> [PROVIDED ENTRIES]:
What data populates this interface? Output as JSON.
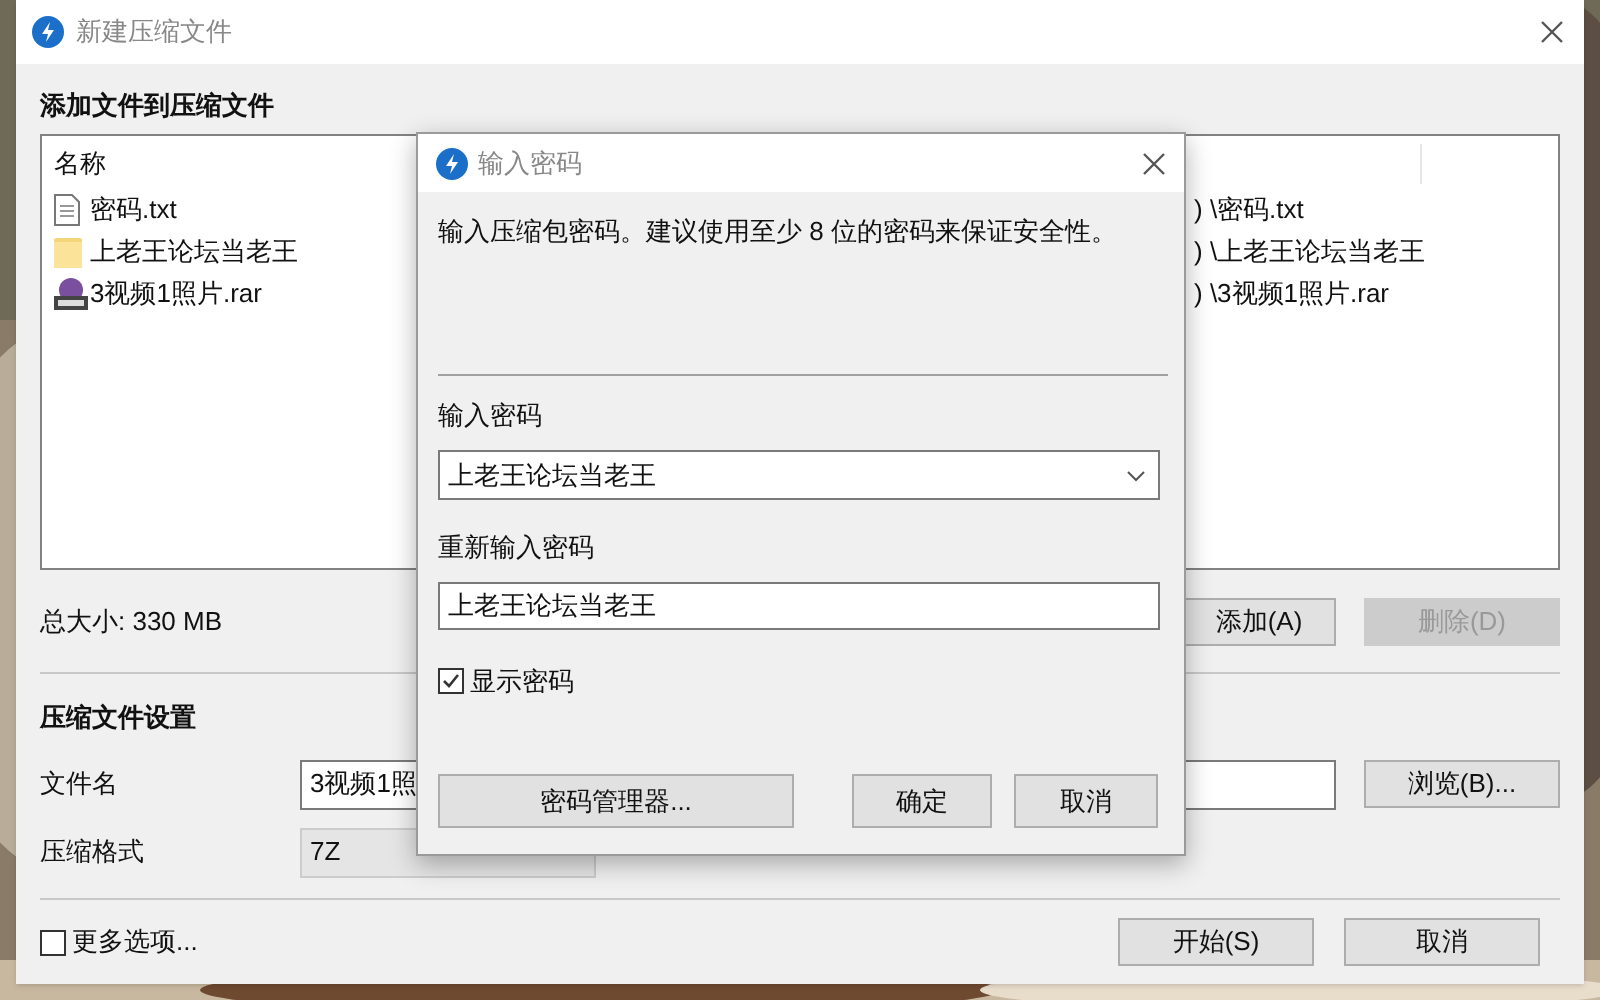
{
  "window": {
    "title": "新建压缩文件"
  },
  "section_files": {
    "title": "添加文件到压缩文件"
  },
  "file_list": {
    "columns": [
      "名称"
    ],
    "rows": [
      {
        "kind": "text",
        "name": "密码.txt",
        "column_2": ") \\密码.txt"
      },
      {
        "kind": "folder",
        "name": "上老王论坛当老王",
        "column_2": ") \\上老王论坛当老王"
      },
      {
        "kind": "archive",
        "name": "3视频1照片.rar",
        "column_2": ") \\3视频1照片.rar"
      }
    ]
  },
  "total_size": "总大小: 330 MB",
  "list_buttons": [
    {
      "label": "添加(A)",
      "disabled": false
    },
    {
      "label": "删除(D)",
      "disabled": true
    }
  ],
  "section_settings": {
    "title": "压缩文件设置"
  },
  "filename": {
    "label": "文件名",
    "value": "3视频1照",
    "browse": "浏览(B)..."
  },
  "format": {
    "label": "压缩格式",
    "value": "7Z"
  },
  "more_options": {
    "label": "更多选项...",
    "checked": false
  },
  "footer_buttons": [
    "开始(S)",
    "取消"
  ],
  "dialog": {
    "title": "输入密码",
    "message": "输入压缩包密码。建议使用至少 8 位的密码来保证安全性。",
    "password": {
      "label": "输入密码",
      "value": "上老王论坛当老王"
    },
    "confirm": {
      "label": "重新输入密码",
      "value": "上老王论坛当老王"
    },
    "show_password": {
      "label": "显示密码",
      "checked": true
    },
    "buttons": [
      {
        "kind": "manager",
        "label": "密码管理器..."
      },
      {
        "kind": "ok",
        "label": "确定"
      },
      {
        "kind": "cancel",
        "label": "取消"
      }
    ]
  }
}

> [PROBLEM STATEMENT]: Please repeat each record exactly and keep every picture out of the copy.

> [RESULT OF THE EXERCISE]:
What data populates this interface? Output as JSON.
{
  "window": {
    "title": "新建压缩文件"
  },
  "section_files": {
    "title": "添加文件到压缩文件"
  },
  "file_list": {
    "columns": [
      "名称"
    ],
    "rows": [
      {
        "kind": "text",
        "name": "密码.txt",
        "column_2": ") \\密码.txt"
      },
      {
        "kind": "folder",
        "name": "上老王论坛当老王",
        "column_2": ") \\上老王论坛当老王"
      },
      {
        "kind": "archive",
        "name": "3视频1照片.rar",
        "column_2": ") \\3视频1照片.rar"
      }
    ]
  },
  "total_size": "总大小: 330 MB",
  "list_buttons": [
    {
      "label": "添加(A)",
      "disabled": false
    },
    {
      "label": "删除(D)",
      "disabled": true
    }
  ],
  "section_settings": {
    "title": "压缩文件设置"
  },
  "filename": {
    "label": "文件名",
    "value": "3视频1照",
    "browse": "浏览(B)..."
  },
  "format": {
    "label": "压缩格式",
    "value": "7Z"
  },
  "more_options": {
    "label": "更多选项...",
    "checked": false
  },
  "footer_buttons": [
    "开始(S)",
    "取消"
  ],
  "dialog": {
    "title": "输入密码",
    "message": "输入压缩包密码。建议使用至少 8 位的密码来保证安全性。",
    "password": {
      "label": "输入密码",
      "value": "上老王论坛当老王"
    },
    "confirm": {
      "label": "重新输入密码",
      "value": "上老王论坛当老王"
    },
    "show_password": {
      "label": "显示密码",
      "checked": true
    },
    "buttons": [
      {
        "kind": "manager",
        "label": "密码管理器..."
      },
      {
        "kind": "ok",
        "label": "确定"
      },
      {
        "kind": "cancel",
        "label": "取消"
      }
    ]
  }
}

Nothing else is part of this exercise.